- After a few minutes, when the water is warm, slowly add the about half the cornmeal to the water one spoonful at a time, stirring continuously with a sturdy wooden spoon. Continue cooking (and stirring) until the mixture begins to boil and bubble. Reduce heat to medium and cook for a few minutes.
- Cooking the mixture over medium heat, add the remaining cornmeal, as before, sprinkling it spoonful by spoonful as you continue to stir. It is essential to keep stirring -- if making a large quantity, it may take one person to hold the pot and another to use two hands to stir. The nshima should be very thick (no liquid remaining) and smooth (no lumps). It may reach this point before all of the remaining cornmeal is added to the pot -- or it may be necessary to add even more cornmeal than this recipe indicates. Once the desired consistency is reached, turn off heat, cover the pot, and allow the nshima to stand for a few minutes before serving. Serve nshima immediately, hot, with the ndiwo of your choice. With clean hands, tear bits of nshima off and use them to scoop up the ndiwo.
Recipe from: http://www.congocookbook.com/c0216.html
Basic Vegetable Ndiwo
3 cups greens (see below for examples), chopped
1 small onion, chopped
1 Tbs. Oil
2 small tomatoes, chopped
1 cup water
salt to taste
- Saute onions in oil until tender.
- Add remaining ingredients, cover and simmer over medium heat for 5 minutes or until greens are tender.
- Serve with nsima or rice.
Common green vegetable leaves used in ndiwo:
Cassava Leaves = Ntapasya or Chigwada
Sweet Potato Leaves = Ntolilo or Kholowa
Bean Leaves = Nkwanya
Small Bean Leaves = Chitambe
Pumpkin Leaves = Mkhwani
Chinese Cabbage = Chinese
Mkhwani with Groundnut (peanut) Flour
Another popular ndiwo. The leaves of the pumpkin vine are considered every bit as good as the pumpkin itself, and are ready to eat much sooner—an important consideration at the beginning of the harvest.

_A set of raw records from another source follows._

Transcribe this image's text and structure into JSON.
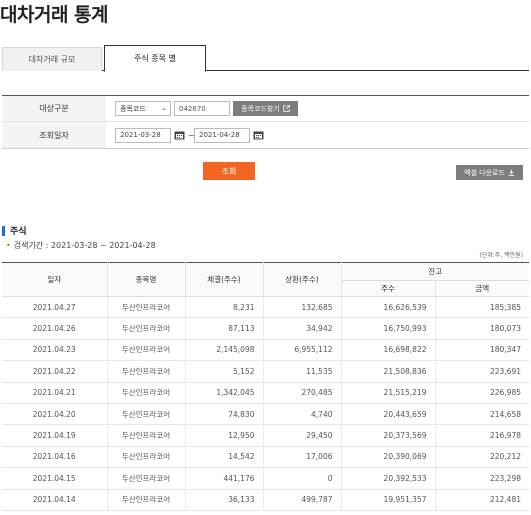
{
  "page_title": "대차거래 통계",
  "tabs": [
    {
      "label": "대차거래 규모"
    },
    {
      "label": "주식 종목 별"
    }
  ],
  "search": {
    "target_label": "대상구분",
    "target_select": "종목코드",
    "code_value": "042670",
    "find_button": "종목코드찾기",
    "date_label": "조회일자",
    "date_from": "2021-03-28",
    "date_to": "2021-04-28",
    "tilde": "~"
  },
  "query_button": "조회",
  "excel_button": "엑셀 다운로드",
  "section": {
    "title": "주식",
    "period": "검색기간 : 2021-03-28 ~ 2021-04-28",
    "unit": "(단위:주, 백만원)"
  },
  "table": {
    "headers": {
      "date": "일자",
      "name": "종목명",
      "trade": "체결(주수)",
      "repay": "상환(주수)",
      "balance": "잔고",
      "balance_shares": "주수",
      "balance_amount": "금액"
    },
    "rows": [
      [
        "2021.04.27",
        "두산인프라코어",
        "8,231",
        "132,685",
        "16,626,539",
        "185,385"
      ],
      [
        "2021.04.26",
        "두산인프라코어",
        "87,113",
        "34,942",
        "16,750,993",
        "180,073"
      ],
      [
        "2021.04.23",
        "두산인프라코어",
        "2,145,098",
        "6,955,112",
        "16,698,822",
        "180,347"
      ],
      [
        "2021.04.22",
        "두산인프라코어",
        "5,152",
        "11,535",
        "21,508,836",
        "223,691"
      ],
      [
        "2021.04.21",
        "두산인프라코어",
        "1,342,045",
        "270,485",
        "21,515,219",
        "226,985"
      ],
      [
        "2021.04.20",
        "두산인프라코어",
        "74,830",
        "4,740",
        "20,443,659",
        "214,658"
      ],
      [
        "2021.04.19",
        "두산인프라코어",
        "12,950",
        "29,450",
        "20,373,569",
        "216,978"
      ],
      [
        "2021.04.16",
        "두산인프라코어",
        "14,542",
        "17,006",
        "20,390,069",
        "220,212"
      ],
      [
        "2021.04.15",
        "두산인프라코어",
        "441,176",
        "0",
        "20,392,533",
        "223,298"
      ],
      [
        "2021.04.14",
        "두산인프라코어",
        "36,133",
        "499,787",
        "19,951,357",
        "212,481"
      ]
    ]
  }
}
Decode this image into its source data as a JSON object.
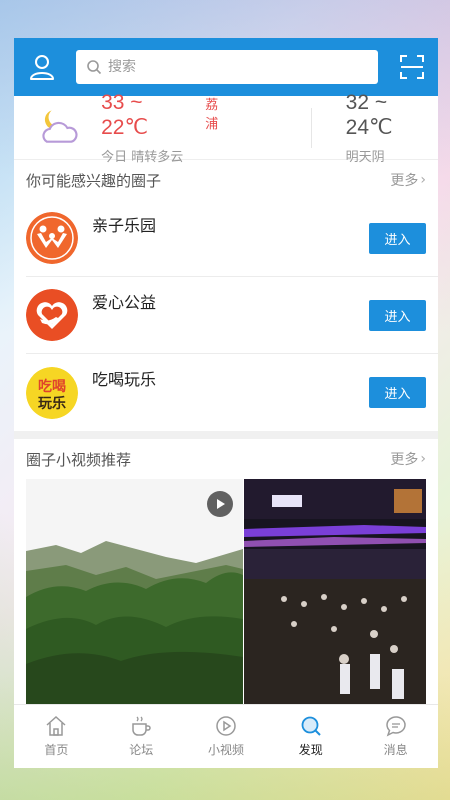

3 cups pumpkin leaves, de-veined and chopped
½ cup water
1 tsp. Salt
3 medium tomatoes, chopped
½ cup groundnut flour (peanut flour)
- Bring water and salt to a boil in a saucepan.
- Add chopped leaves and simmer for 5 minutes.
- Add tomatoes and groundnut flour, mix well, and simmer for 5 minutes longer.
- Serve with nsima or rice.